Nowadays, the college dropout rate is increasing every year. “Nationwide, only 37 per cent of students who enroll as freshmen at a four-year university earn a degree within four years” (Moore par.3). This is an alarming knowledge that encourages us to look into some of the main reasons of the college dropout. Students partying, having academic, financial, and personal problems are some of the wide-spread issues causing the low earned degree rate and high dropout rate.
The amount of academic work is one of the major factors in dropouts. Unfortunately, students are usually unprepared for the rigorous academic effort required for college. Some students get through high school with little or no studying. Therefore, they will face the bitter truth of being completely unprepared once they get to college. One of the underlying reasons for lack of preparation to college is the fact that students at high schools are deprived from being challenged. Many students take classes that do not push them to exceed college level bar. They take inconsiderable classes to avoid homework and any thinking process required for that. When the students attend college, they are boggled by the difficulty of the classes. The students sometimes expect the professors to babysit them and excuse their missing work or an unattended test. However, college professors expect students to read and learn on their own outside of class. If the students don’t this, their grades will decline. A semester of bad grades usually discourages some of the students and ultimately causes them to quit college.
Another reason for college dropout is excessive partying and drug abuse. Freshman students sometimes get carried away with hanging out with friends and partying. They forget to work on their projects or study for a test and eventually realize their grades are slipping. Sooner or later, they start having too much fun and lose sight of college. Some students will get involved in drugs. Weed, cocaine, and alcohol are the main culprits of student addiction. Students who get addicted start to fail and forget to attend classes. Eventually, the students will drop out and develop bad habits, which will affect them later in life.
Also, a lack of financial support makes it nearly impossible for students to pay for college. Specifically, parents that struggle with their jobs and are unemployed have trouble supporting their child through college. Some students do not have the financial support from their parents to pay for college and try to use loans to cover their tuition Students sometimes get overwhelmed in debt and dropout before getting buried in it. Students also take out part time jobs or engage in work-study. They soon realize that they cannot handle the college workload and the job at the same time.
Furthermore, many students become homesick and get tied to family commitments. Students that end up going to a college far from home, tend to miss family, friend and relatives. They can lose focus on college and travel home more often. Such students are most likely to drop out of college and enroll in a community college near home instead. Students with families to support have to put their family and children first, which is more important than their classes. For example, students have to take care of their struggling family and attend college. They have to hold a job while also studying. Sometimes that becomes overwhelming for the student.

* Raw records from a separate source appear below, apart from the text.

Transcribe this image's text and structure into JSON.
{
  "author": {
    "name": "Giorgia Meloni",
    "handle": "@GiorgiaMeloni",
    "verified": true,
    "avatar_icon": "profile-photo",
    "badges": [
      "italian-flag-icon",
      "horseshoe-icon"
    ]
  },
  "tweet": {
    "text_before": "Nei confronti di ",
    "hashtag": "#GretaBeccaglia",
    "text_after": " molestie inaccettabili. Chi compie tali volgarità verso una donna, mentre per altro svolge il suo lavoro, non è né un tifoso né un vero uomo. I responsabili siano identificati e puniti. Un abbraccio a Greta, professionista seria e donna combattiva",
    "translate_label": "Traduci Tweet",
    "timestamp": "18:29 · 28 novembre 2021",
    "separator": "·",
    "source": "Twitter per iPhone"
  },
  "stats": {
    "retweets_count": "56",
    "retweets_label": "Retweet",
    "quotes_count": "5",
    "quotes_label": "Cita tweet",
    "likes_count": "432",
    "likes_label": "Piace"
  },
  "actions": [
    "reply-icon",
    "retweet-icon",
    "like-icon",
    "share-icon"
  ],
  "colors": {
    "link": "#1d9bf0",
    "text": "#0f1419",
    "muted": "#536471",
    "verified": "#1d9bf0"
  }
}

The student will start dropping classes and then college. Some students have a family business to commit to; and the parents will expect their children to do their jobs. Sometimes even parents themselves pull their kid out of college and force their child to fully work on their business. For example, this can happen in the hotel business where the level of commitment to the business is extremely high. When starting to expand to multiple hotels, the start to rely on their children to take care of new units. It might happen that when business experiences some economic pressure and the kids are distracted by college, the parents force the child to quit the college and work for the business.
Moreover, it is often the case that students pick wrong colleges to attend and wrong majors to master. For instance, some people can become overwhelmed by a large number of students on campus causing them to leave the college. Students may begin to experience negative feelings towards college as a result of their uncomfortable state; and the effects of this are likely to occur in the classrooms. One of the oldest problems with education is choosing a wrong major. For example, students who want to go into the medical field will need to struggle through the variety of biological courses and suddenly realize that this is not something they want to do. If they are too late to change their major the students are likely to get frustrated as they face the career they don’t like. This scenario is far too wide-spread to neglect it. It is important to help young people choose the field of study that suits their abilities and potential.
Finally, students have family emergences that affect them at college. A death in the family, an unplanned pregnancy or a chronic health problem can all occur out of nowhere. For instance, if a student’s family member has a stroke and is in need for critical care the student will likely dropout of college to take care of a family member. To avoid dropping out, the students need to be careful when choosing a college with good academic leave programs. It is beneficial when colleges allow the students to have flexible schedules and possibility to have an academic leave without any academic penalty.
As can be seen from the discussion above, dropping out is caused by many factors and is increasing by every year that goes by. Of course as Trust senior analyst Kevin Carey notes, “Students who feel part of their institutions, who are engaged” are more likely to finish in four years (CS Monitor par. 6). Students need to be part of the college in order to be comfortable and lower the chances of dropping out. Many factors and boundaries prevent students from staying in the colleges, but some necessary chances in education to improve college level readiness and rules to prevent students from partying could help decrease dropout rate.